── Supplied records ──

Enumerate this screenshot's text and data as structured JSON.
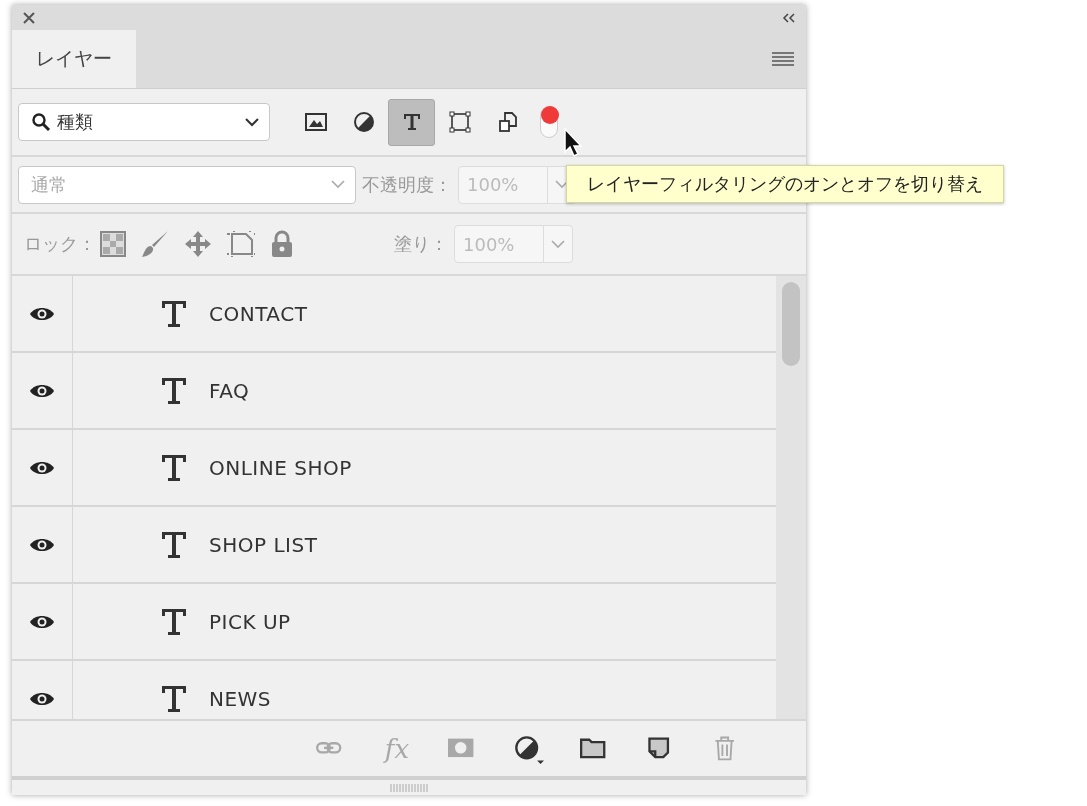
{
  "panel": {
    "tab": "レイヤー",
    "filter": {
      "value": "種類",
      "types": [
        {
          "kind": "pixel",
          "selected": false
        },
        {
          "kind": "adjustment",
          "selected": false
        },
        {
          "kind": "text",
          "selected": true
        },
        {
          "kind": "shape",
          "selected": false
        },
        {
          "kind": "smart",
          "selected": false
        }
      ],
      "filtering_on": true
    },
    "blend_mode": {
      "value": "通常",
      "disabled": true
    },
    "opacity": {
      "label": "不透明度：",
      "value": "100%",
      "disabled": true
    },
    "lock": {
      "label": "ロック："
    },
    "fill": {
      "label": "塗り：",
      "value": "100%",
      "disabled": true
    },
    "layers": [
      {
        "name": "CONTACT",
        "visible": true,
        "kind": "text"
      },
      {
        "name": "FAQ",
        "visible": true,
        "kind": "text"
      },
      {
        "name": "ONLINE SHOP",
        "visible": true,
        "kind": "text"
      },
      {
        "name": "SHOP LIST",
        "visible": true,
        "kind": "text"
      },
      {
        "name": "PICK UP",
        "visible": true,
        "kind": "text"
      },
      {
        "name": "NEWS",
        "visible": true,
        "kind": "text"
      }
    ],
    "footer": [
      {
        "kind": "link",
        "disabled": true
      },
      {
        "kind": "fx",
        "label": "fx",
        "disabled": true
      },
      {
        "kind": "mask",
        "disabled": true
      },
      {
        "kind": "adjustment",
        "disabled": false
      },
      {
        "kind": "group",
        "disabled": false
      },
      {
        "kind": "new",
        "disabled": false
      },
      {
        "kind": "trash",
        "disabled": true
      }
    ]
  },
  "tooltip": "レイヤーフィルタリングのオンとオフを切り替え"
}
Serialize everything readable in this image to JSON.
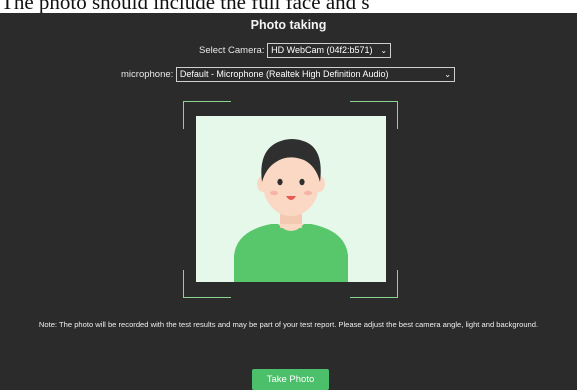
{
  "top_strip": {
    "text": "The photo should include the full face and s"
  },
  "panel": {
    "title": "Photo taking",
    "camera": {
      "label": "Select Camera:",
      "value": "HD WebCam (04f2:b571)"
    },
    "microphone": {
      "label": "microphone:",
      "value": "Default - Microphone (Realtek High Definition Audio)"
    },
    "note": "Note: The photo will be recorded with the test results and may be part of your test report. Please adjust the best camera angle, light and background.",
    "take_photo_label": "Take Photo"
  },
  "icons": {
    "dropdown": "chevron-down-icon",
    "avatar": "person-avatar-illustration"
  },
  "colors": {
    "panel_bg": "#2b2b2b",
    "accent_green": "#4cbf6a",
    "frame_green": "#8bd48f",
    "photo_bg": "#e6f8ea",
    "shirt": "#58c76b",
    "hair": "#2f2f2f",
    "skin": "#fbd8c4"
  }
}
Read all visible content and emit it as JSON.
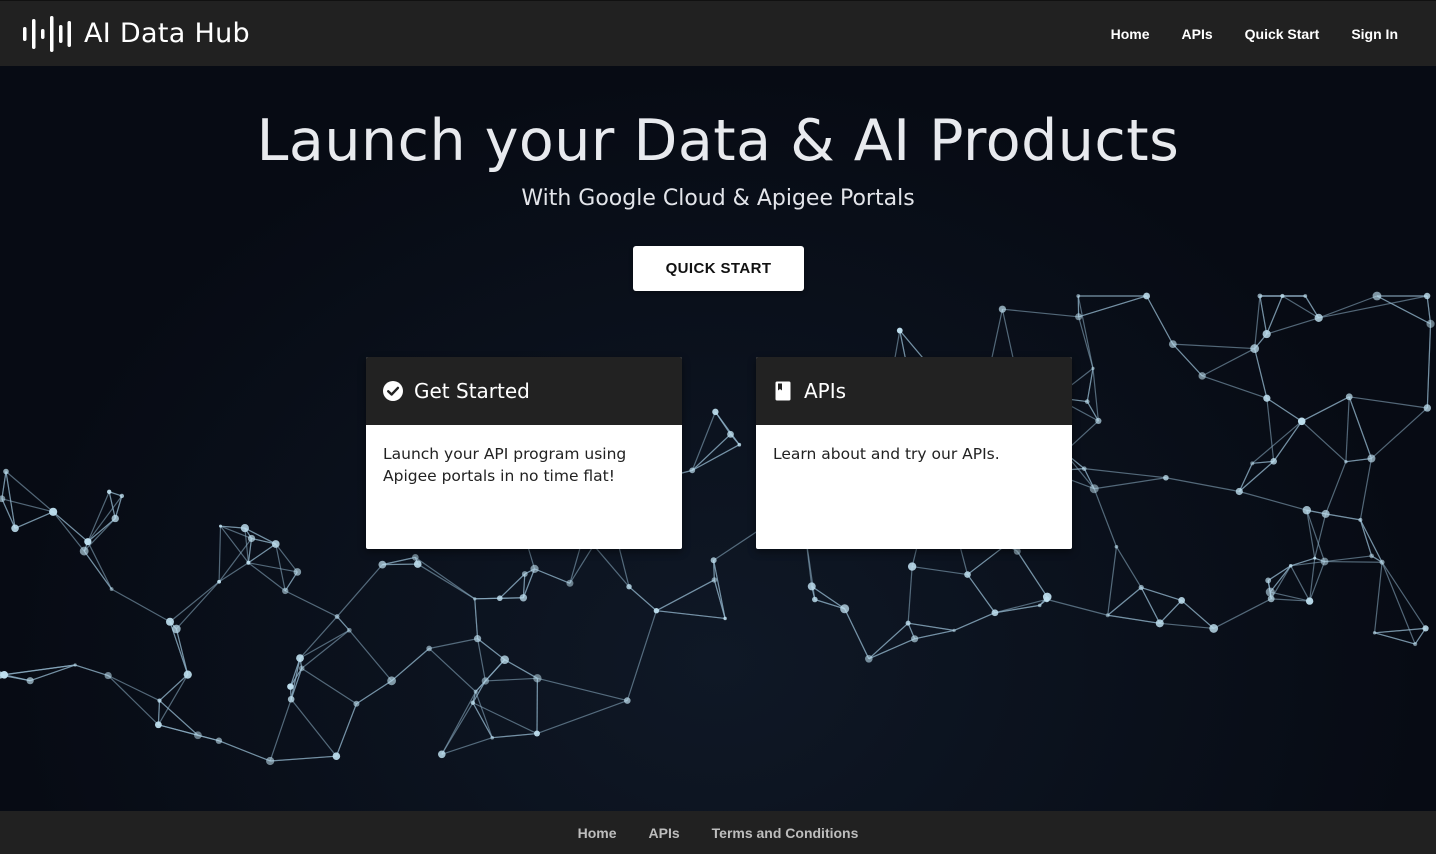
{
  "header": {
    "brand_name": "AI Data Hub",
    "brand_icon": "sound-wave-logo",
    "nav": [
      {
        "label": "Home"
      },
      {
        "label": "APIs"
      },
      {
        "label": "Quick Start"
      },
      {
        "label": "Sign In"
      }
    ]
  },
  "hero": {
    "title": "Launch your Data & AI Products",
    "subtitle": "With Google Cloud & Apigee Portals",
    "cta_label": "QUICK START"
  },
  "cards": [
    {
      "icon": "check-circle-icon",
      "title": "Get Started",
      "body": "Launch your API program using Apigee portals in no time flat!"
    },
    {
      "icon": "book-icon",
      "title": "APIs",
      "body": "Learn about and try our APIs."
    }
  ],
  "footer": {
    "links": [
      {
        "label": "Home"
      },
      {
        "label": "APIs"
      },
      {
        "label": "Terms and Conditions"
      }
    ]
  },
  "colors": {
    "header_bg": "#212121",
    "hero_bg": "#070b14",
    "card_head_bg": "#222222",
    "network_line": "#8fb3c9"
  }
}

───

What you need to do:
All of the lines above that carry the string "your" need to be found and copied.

Result:
    "note": "Note: The photo will be recorded with the test results and may be part of your test report. Please adjust the best camera angle, light and background.",
    "title": "Launch your Data & AI Products",
      "body": "Launch your API program using Apigee portals in no time flat!"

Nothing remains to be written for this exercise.